I am enormously pleased to pass along the news that the long-awaited, on-again off-again reprint of John Szarkowski's great book Looking at Photographs is available once more.
If I have one single favorite book about photography, this would be it. It's a modest and simple book: Szarkowski, the longtime Director of the Department of Photography at the Museum of Modern Art and a great connoisseur, picked one hundred photographs from the collection and wrote short essays about each one. The pictures are on the right-hand page, with the essays facing them on the left. None of the essays fill more than a single page. The book is a paperback, not thick and not expensive.
The essays are, if anything, as beautiful as the pictures: brief, eloquent, measured, specific, declamatory and often poetic. Reading each essay has the effect of getting you to look at the corresponding picture repeatedly, adding to the richness of your experience of it. Oddly enough, the critical perspective is not what I'd call crucial—in many cases the essays are personal, elliptical, touched off by the photographs rather than constrained entirely by them; they are not even the final word on these specific pictures, never mind all of each chosen photographer's work. And yet, strangely, after finishing the book, and reading it again, and thinking about it, you realize that a great many of photography's concerns, glories, and riddles have been touched upon along the way. Think of it not as anything definitive, but as a way of tagging along as one one sensible, erudite and articulate observer experiences great work. It's the best guided museum tour of photographs ever locked into ink.
Assuming I can get permission, I'll publish a sample image and picture from the book in a day or two, so you can get a taste of the book and decide whether you might like it.
In the large literature of photography, there are only a handful of books that photographers of every level and type could read and look at with pleasure; there are fewer that deserve the attention even of general readers.
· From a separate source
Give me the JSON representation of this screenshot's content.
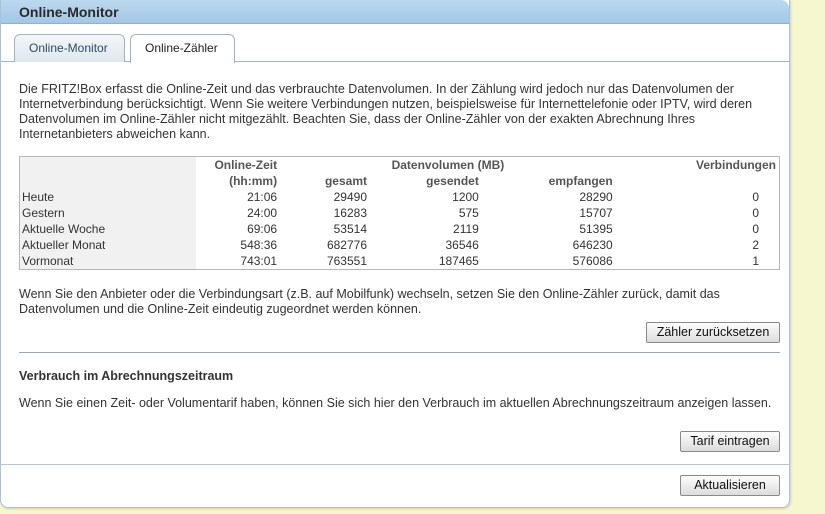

This is one, in my humble opinion. I'm very pleased it's back in print.
(Thanks to dolphin)